Master regulator of liver metabolism identified during infection
Researchers at the CeMM Research Center for Molecular Medicine of the Austrian Academy of Sciences identified a key mechanism for how antiviral immune responses reprogram liver metabolism. Their recent study, which was published in the renowned scientific journal Immunity, investigated the communication between inflammation and liver metabolism during chronic viral infection.
Surprisingly, the antiviral cytokine type I interferon (IFN-I) was found to be a master regulator of metabolic pathways in liver cells. The researchers focused on the urea cycle, a central metabolic node, and found that it is disrupted by IFN-I during viral infection. This led to altered serum metabolite concentrations which regulated antiviral immunity and reduced liver pathology.
The liver is a crucial organ for systemic metabolism in our body. Apart from the turnover of biomolecules and drug metabolism, the liver's main function is the removal of toxic substances from the organism. Hepatocytes, or liver cells, are the most abundant cell type and functional unit of the liver. They are metabolic powerhouses in the healthy organism, but they also serve as important immune signaling platforms during infections. As such, they have the potential to react to a range of cytokines—small molecules that are essential for the coordination of immune responses.
Previous studies in the field of immunology and metabolism, or immunometabolism, unveiled groundbreaking mechanisms about how cells of the immune system need to adjust their metabolism to perform their functions to fight pathogens and cancer. Building on this, Andreas Bergthaler and his group at CeMM aimed to study the immunometabolic changes that occur in the whole organism during infection. They particularly focused on the liver due to its important role in controlling systemic metabolism.
To dissect the involved complex processes, the authors took advantage of the benchmark model of chronic infection, the lymphocytic choriomeningitis virus (LCMV). Research with LCMV had already led to fundamental insights into immunology over the past 80 years, and notably contributed to three Nobel Prizes. Among them is the 2018 Nobel Prize in Physiology or Medicine, which was awarded to James Allison and Tasuku Honjo for their discoveries relating to the revolutionary new cancer immunotherapies which exploit the body's own immune killer cells, or CD8 T cells.
The present study by Alexander Lercher, Anannya Bhattacharya et al. is the result of cross-disciplinary collaborations with researchers from the Medical University of Vienna and the University of Veterinary Medicine in Vienna (Austria), as well as from the Hannover Medical School (Germany), the Cantonal Hospital St. Gallen (Switzerland) and the company Bio-Cancer Treatment International Ltd (China). The study was designed as an integrative unbiased approach to investigate the molecular changes in the liver during chronic infection. Next to expected inflammatory changes, the authors identified intriguing changes in hepatocyte metabolism. Many central metabolic pathways, among them the urea cycle, were found to be repressed upon infection. The urea cycle is essential to remove toxic ammonia from the body to prevent brain damage.

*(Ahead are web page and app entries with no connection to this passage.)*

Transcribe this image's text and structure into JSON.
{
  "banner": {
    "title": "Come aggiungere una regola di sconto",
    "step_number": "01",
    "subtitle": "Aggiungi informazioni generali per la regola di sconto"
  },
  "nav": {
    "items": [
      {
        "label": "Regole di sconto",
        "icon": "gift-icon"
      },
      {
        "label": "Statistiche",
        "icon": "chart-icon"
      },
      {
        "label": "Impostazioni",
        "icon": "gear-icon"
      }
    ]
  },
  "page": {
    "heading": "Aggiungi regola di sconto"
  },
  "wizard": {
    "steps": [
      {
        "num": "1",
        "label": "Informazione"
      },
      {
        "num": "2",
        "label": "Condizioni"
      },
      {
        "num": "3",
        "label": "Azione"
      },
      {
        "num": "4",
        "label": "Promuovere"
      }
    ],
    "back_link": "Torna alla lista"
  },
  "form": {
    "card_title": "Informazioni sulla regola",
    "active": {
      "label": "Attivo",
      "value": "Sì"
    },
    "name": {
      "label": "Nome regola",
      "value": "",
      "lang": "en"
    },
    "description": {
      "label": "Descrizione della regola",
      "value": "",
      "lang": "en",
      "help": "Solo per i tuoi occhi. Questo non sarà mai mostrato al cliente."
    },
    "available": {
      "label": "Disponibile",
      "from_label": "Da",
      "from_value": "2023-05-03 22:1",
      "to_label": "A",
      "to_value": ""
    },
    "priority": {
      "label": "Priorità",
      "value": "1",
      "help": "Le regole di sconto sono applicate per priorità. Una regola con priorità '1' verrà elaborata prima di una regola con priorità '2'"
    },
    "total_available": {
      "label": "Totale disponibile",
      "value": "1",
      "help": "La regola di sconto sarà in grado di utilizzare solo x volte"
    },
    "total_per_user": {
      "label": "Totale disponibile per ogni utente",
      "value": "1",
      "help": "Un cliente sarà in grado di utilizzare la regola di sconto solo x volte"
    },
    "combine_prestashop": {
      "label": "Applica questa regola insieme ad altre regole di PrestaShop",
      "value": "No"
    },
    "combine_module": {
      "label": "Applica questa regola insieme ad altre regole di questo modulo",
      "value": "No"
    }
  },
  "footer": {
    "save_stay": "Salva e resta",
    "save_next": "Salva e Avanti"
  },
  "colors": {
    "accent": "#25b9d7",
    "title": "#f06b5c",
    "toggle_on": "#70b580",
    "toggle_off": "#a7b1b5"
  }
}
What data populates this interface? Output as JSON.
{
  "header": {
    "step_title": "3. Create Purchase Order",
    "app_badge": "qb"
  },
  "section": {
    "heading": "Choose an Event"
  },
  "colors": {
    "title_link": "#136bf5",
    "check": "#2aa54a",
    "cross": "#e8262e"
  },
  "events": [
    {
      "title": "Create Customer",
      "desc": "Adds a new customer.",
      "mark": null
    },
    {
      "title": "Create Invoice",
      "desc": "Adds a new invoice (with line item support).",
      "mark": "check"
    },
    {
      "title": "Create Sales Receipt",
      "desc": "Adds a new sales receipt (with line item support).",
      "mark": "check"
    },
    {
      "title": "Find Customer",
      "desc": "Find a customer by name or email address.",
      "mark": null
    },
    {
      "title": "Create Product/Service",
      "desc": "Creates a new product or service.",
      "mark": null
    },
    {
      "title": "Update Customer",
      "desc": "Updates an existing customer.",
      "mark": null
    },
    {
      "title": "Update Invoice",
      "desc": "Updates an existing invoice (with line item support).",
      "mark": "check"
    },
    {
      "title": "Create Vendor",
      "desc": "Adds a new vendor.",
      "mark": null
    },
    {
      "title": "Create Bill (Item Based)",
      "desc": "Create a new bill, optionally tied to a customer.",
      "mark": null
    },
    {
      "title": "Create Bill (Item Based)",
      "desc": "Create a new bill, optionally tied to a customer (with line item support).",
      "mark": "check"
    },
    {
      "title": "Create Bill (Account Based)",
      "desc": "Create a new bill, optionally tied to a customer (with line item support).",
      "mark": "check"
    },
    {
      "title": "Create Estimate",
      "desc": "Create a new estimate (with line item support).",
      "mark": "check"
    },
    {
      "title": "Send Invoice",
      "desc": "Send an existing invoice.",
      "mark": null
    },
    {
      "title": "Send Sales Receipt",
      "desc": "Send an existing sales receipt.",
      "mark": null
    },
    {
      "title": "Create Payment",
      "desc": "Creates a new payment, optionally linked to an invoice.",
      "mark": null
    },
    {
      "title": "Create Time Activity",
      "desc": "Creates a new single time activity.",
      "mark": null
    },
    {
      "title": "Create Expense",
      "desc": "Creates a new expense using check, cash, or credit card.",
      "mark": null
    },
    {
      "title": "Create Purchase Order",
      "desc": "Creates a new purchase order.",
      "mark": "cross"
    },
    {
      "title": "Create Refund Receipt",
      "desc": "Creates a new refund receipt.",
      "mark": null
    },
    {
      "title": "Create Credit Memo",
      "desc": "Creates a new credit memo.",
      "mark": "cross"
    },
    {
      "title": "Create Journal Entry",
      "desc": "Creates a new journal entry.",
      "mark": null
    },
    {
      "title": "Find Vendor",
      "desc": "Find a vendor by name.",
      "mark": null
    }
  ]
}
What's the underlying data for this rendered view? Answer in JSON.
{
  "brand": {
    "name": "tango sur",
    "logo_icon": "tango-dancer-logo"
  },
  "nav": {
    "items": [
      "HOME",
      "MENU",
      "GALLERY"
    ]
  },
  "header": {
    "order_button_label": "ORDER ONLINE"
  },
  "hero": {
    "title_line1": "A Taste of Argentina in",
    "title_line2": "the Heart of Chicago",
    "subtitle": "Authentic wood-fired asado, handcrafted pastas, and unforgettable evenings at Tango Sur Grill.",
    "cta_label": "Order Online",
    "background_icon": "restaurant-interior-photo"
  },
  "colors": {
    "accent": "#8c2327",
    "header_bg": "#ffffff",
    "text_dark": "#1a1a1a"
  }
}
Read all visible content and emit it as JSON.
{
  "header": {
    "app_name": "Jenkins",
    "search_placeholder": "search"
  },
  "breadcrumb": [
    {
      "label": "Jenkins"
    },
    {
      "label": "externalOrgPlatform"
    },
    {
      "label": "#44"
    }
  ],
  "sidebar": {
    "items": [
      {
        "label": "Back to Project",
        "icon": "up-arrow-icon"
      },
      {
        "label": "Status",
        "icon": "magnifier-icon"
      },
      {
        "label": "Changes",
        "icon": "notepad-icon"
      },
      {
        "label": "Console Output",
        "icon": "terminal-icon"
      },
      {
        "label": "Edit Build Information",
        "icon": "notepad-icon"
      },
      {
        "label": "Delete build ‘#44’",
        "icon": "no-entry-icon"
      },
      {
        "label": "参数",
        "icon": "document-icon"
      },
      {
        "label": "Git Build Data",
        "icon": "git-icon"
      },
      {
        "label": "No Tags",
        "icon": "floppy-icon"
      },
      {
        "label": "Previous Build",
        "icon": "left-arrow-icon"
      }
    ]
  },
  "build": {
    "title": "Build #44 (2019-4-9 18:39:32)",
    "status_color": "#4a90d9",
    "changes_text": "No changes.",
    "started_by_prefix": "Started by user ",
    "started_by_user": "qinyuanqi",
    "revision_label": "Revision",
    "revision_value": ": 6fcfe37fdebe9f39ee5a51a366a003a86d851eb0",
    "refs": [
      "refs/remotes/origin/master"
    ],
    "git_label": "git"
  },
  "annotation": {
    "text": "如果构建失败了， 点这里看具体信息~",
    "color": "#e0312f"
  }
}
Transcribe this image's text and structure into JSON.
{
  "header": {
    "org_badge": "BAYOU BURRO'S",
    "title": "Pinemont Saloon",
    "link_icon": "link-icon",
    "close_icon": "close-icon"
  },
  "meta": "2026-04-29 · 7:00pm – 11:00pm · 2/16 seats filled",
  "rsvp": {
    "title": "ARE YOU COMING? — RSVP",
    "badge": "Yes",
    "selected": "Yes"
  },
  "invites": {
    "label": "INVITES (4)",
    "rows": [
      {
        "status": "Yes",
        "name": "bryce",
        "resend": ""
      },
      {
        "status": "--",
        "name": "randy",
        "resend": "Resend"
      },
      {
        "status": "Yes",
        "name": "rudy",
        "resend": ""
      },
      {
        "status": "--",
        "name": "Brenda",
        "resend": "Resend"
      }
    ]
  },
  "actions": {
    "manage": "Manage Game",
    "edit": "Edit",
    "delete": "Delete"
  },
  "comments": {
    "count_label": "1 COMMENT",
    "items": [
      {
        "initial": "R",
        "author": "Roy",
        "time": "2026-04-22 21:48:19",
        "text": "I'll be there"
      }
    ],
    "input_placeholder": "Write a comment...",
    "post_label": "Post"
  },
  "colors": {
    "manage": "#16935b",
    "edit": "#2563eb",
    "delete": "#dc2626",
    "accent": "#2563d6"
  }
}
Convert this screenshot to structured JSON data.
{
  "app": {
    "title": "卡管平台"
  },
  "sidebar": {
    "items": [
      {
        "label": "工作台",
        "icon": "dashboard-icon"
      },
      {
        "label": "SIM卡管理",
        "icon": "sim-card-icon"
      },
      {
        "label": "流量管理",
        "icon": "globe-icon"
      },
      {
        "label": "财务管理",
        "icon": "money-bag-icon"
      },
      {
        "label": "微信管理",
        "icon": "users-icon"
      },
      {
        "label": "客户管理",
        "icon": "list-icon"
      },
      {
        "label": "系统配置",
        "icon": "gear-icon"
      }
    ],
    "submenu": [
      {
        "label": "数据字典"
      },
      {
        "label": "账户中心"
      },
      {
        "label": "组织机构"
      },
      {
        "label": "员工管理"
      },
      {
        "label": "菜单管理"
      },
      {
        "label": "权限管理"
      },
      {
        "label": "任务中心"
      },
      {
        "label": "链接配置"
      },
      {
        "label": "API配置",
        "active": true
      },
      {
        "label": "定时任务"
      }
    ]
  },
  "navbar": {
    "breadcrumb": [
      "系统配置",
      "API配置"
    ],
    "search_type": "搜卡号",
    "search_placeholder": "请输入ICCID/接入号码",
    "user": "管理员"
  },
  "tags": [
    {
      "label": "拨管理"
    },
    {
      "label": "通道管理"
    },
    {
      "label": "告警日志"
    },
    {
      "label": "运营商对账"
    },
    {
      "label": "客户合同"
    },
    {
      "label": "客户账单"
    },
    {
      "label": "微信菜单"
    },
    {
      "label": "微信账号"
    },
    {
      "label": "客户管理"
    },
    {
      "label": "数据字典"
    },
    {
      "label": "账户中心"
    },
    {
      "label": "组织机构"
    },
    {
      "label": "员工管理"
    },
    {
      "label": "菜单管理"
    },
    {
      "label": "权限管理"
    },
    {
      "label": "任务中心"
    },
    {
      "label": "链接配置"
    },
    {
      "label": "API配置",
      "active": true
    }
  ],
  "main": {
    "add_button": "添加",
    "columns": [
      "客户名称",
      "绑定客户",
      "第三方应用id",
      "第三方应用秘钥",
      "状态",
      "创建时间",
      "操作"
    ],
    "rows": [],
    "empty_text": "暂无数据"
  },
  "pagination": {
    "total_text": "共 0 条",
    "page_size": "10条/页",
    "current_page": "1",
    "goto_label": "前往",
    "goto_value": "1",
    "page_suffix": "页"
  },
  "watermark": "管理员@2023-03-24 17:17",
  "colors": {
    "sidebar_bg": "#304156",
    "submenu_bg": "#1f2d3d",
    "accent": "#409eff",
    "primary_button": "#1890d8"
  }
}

Surprisingly, the researchers identified the antiviral cytokine signaling pathway of type I interferons (IFN-I) as a regulator of the urea cycle. This resulted in altered blood concentrations of the amino acids arginine and ornithine. "A key experiment for us was that when we removed the receptor for IFN-I on the surface of hepatocytes, we didn't see these metabolic changes anymore," says Alexander Lercher, first author of the study and Ph.D. student in the laboratory of CeMM Principal Investigator Andreas Bergthaler. The systemic changes of arginine and ornithine were found to inhibit antiviral CD8 T cell responses and to reduce liver damage.
One of the most important revelations of this study was the identification of IFN-I signaling as a master regulator for the repression of metabolic processes in hepatocytes upon infection. "We were really surprised that an antiviral molecule affects such vital biological processes as the urea cycle during infection," says Michael Trauner, co-author of the study and head of the Department of Gastroenterology and Hepatology at the Medical University of Vienna. Together, these findings shed new light on how the body's immune system evolved to regulate liver metabolism that modulate CD8 T cell responses and reduce collateral tissue damage during infection.
Andreas Bergthaler explains, "We regard this study as an important contribution to the field of systemic immunometabolism. It also highlights the central role of the liver for our immune system and how organs of the body communicate through metabolites." In the future, such findings may be exploited to therapeutically intervene with the regulation of metabolic processes to modulate CD8 T cell responses in diverse diseases such as infection, cancer and autoimmunity.